The new Ranked season for Dota 2 is here, bringing with it updates to role symmetry in Ranked queues and the core and support ranks, as well as a ban wave for smurf accounts and players with low behavior scores.
One of the biggest changes in this update tweaks the existing matchmaking system introduced early last month, putting a bigger emphasis on role symmetry across the two teams in a match instead of prioritizing rank spread and other criteria.
“One big observation that we had since the previous update was that matches with misaligned roles had a meaningful impact on game quality. An example of this is when the mid player for one team has the highest rank on their team, and the mid player on the other team has the lowest rank. This tended to cause games to be really volatile and not enjoyable,” Valve said in the blog post detailing the changes coming with the update.
With the increased priority on roles in matchmaking, a new draft role report for players who don’t play the roles they queued for can now be issued. These reports can be made during the drafting and beginning minutes of the game, and will be used by Valve to be “much more aggressive in punishing players who abuse the system.”
The update also tweaked the separate MMR for Core and Support roles introduced in the previous update, making it so that when players win or lose a game queued as one type of role, the MMR of the other type will also be updated by a percentage of that game’s gains or losses.
“Some baseline Dota skills and knowledge are shared between the Support and Core roles. So having the two numbers be entirely separated didn’t seem like a good idea to us, as we’d be losing valuable information about the player as well as promoting some warped incentives when you play your least used roles,” said Valve.
Alongside the changes to matchmaking, the update also comes with a wave of bans for players that have exceptionally low behavior scores, were found to have violated the Steam Service Agreement by purchasing an account to boost their rank, and those who were caught using exploits in matches.
Valve will be issuing weekly ban waves targeting these kinds of players without notice, with the associated phone numbers of banned accounts also being permanently blacklisted to prevent them from accessing ranked matchmaking.

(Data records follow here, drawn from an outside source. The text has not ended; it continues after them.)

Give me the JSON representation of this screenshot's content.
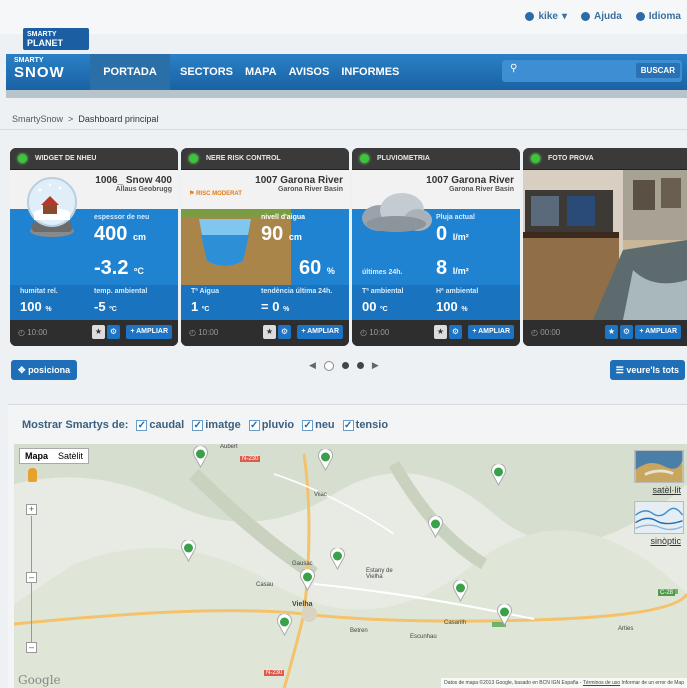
{
  "user_bar": {
    "user": "kike",
    "help": "Ajuda",
    "language": "Idioma"
  },
  "logo": {
    "line1": "SMARTY",
    "line2": "PLANET"
  },
  "nav": {
    "brand_small": "SMARTY",
    "brand_big": "SNOW",
    "active": "PORTADA",
    "items": [
      "SECTORS",
      "MAPA",
      "AVISOS",
      "INFORMES"
    ],
    "search_button": "BUSCAR"
  },
  "breadcrumb": {
    "root": "SmartySnow",
    "separator": ">",
    "current": "Dashboard principal"
  },
  "widgets": [
    {
      "title": "WIDGET DE NHEU",
      "name": "1006_ Snow 400",
      "subtitle": "Allaus Geobrugg",
      "label_main": "espessor de neu",
      "value_main": "400",
      "unit_main": "cm",
      "value_second": "-3.2",
      "unit_second": "ºC",
      "foot_label_1": "humitat rel.",
      "foot_value_1": "100",
      "foot_unit_1": "%",
      "foot_label_2": "temp. ambiental",
      "foot_value_2": "-5",
      "foot_unit_2": "ºC",
      "time": "10:00",
      "ampliar": "AMPLIAR"
    },
    {
      "title": "NERE RISK CONTROL",
      "name": "1007 Garona River",
      "subtitle": "Garona River Basin",
      "risk": "RISC MODERAT",
      "label_main": "nivell d'aigua",
      "value_main": "90",
      "unit_main": "cm",
      "value_second": "60",
      "unit_second": "%",
      "foot_label_1": "Tª Aigua",
      "foot_value_1": "1",
      "foot_unit_1": "ºC",
      "foot_label_2": "tendència última 24h.",
      "foot_value_2": "= 0",
      "foot_unit_2": "%",
      "time": "10:00",
      "ampliar": "AMPLIAR"
    },
    {
      "title": "PLUVIOMETRIA",
      "name": "1007 Garona River",
      "subtitle": "Garona River Basin",
      "label_main": "Pluja actual",
      "value_main": "0",
      "unit_main": "l/m²",
      "label_second": "últimes 24h.",
      "value_second": "8",
      "unit_second": "l/m²",
      "foot_label_1": "Tª ambiental",
      "foot_value_1": "00",
      "foot_unit_1": "ºC",
      "foot_label_2": "Hª ambiental",
      "foot_value_2": "100",
      "foot_unit_2": "%",
      "time": "10:00",
      "ampliar": "AMPLIAR"
    },
    {
      "title": "FOTO PROVA",
      "time": "00:00",
      "ampliar": "AMPLIAR"
    }
  ],
  "controls": {
    "posiciona": "posiciona",
    "veure_tots": "veure'ls tots"
  },
  "map_panel": {
    "filter_label": "Mostrar Smartys de:",
    "filters": [
      "caudal",
      "imatge",
      "pluvio",
      "neu",
      "tensio"
    ],
    "map_types": [
      "Mapa",
      "Satèlit"
    ],
    "side_views": [
      "satèl·lit",
      "sinòptic"
    ],
    "places": [
      "Aubert",
      "Vilac",
      "Gausac",
      "Casau",
      "Vielha",
      "Estany de Vielha",
      "Betren",
      "Escunhau",
      "Casarilh",
      "Arties"
    ],
    "roads": [
      "N-230",
      "C-28"
    ],
    "google": "Google",
    "attribution": "Datos de mapa ©2013 Google, basado en BCN IGN España -",
    "terms": "Términos de uso",
    "report": "Informar de un error de Map"
  },
  "colors": {
    "nav_blue": "#1d6fb5",
    "widget_blue": "#1f83d2",
    "widget_dark": "#2f2f2f",
    "status_green": "#3ec43a",
    "pin_green": "#3aa04a"
  },
  "icons": [
    "user-icon",
    "help-icon",
    "flag-icon",
    "search-icon",
    "clock-icon",
    "star-icon",
    "gear-icon",
    "plus-icon",
    "move-icon",
    "list-icon",
    "pegman-icon",
    "map-pin-icon"
  ]
}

The update also aims to reduce the usage of smurfing (players using a different account, often with a much lower rank than their main account). While alternate accounts are often used by pros looking to play anonymously or to avoid long queue times in high rank, they are also being abused by players whose main accounts are in low priority or have low behavior scores.
Valve has heavily discouraged smurfing by fixing a bug that allowed a large number of users to play ranked without a unique phone number attached to their accounts, and changing the mechanism to grant Ranked access from a fixed number of matches to 100 hours of playtime instead.
In addition, accounts that overperform their initial rank will have their MMR gains and losses per game adjusted in order to get them to their appropriate ranks faster.
The developer also detailed other changes on their radar for future updates, including improvements to match quality in high MMR games, incentives to queuing for the hard support role, role-specific bans for role queue abusers, and implementation of a one-time entry cost for Ranked access to further discourage smurfs.
“In terms of our development focus moving forward, we are spending more of our time than usual focusing on matchmaking quality. We believe that is the right call given how much opportunity there is to make the day-to-day experience better for all players,” said Valve.
The changes in this update will be gradually implemented over the next two days, with rank calibration for the new season beginning on Thursday, September 19.